** Opening DATASET EXTRACT block **

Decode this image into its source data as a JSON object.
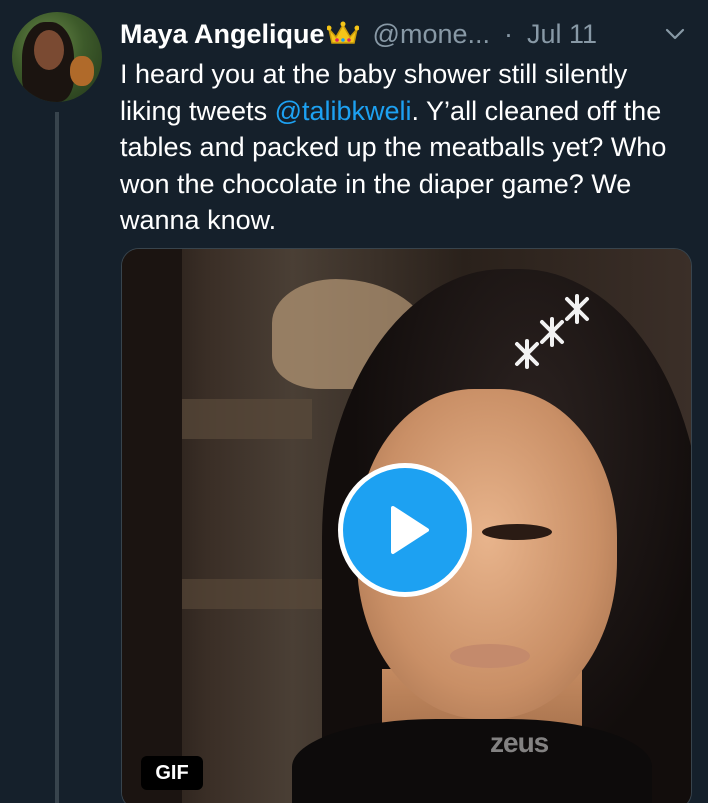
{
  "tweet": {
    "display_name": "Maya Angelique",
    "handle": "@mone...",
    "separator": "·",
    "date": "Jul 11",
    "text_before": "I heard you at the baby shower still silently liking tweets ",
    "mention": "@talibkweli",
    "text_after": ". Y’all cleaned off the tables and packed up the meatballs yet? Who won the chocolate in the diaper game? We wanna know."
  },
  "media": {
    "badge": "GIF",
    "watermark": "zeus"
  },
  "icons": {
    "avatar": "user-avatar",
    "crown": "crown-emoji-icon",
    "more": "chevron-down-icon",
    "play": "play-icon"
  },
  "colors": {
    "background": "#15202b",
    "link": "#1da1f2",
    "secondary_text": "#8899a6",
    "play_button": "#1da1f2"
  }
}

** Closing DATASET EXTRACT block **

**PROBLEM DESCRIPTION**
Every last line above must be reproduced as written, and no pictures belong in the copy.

**EXPECTED OUTPUT**
Decode this image into its source data as a JSON object.
{
  "tweet": {
    "display_name": "Maya Angelique",
    "handle": "@mone...",
    "separator": "·",
    "date": "Jul 11",
    "text_before": "I heard you at the baby shower still silently liking tweets ",
    "mention": "@talibkweli",
    "text_after": ". Y’all cleaned off the tables and packed up the meatballs yet? Who won the chocolate in the diaper game? We wanna know."
  },
  "media": {
    "badge": "GIF",
    "watermark": "zeus"
  },
  "icons": {
    "avatar": "user-avatar",
    "crown": "crown-emoji-icon",
    "more": "chevron-down-icon",
    "play": "play-icon"
  },
  "colors": {
    "background": "#15202b",
    "link": "#1da1f2",
    "secondary_text": "#8899a6",
    "play_button": "#1da1f2"
  }
}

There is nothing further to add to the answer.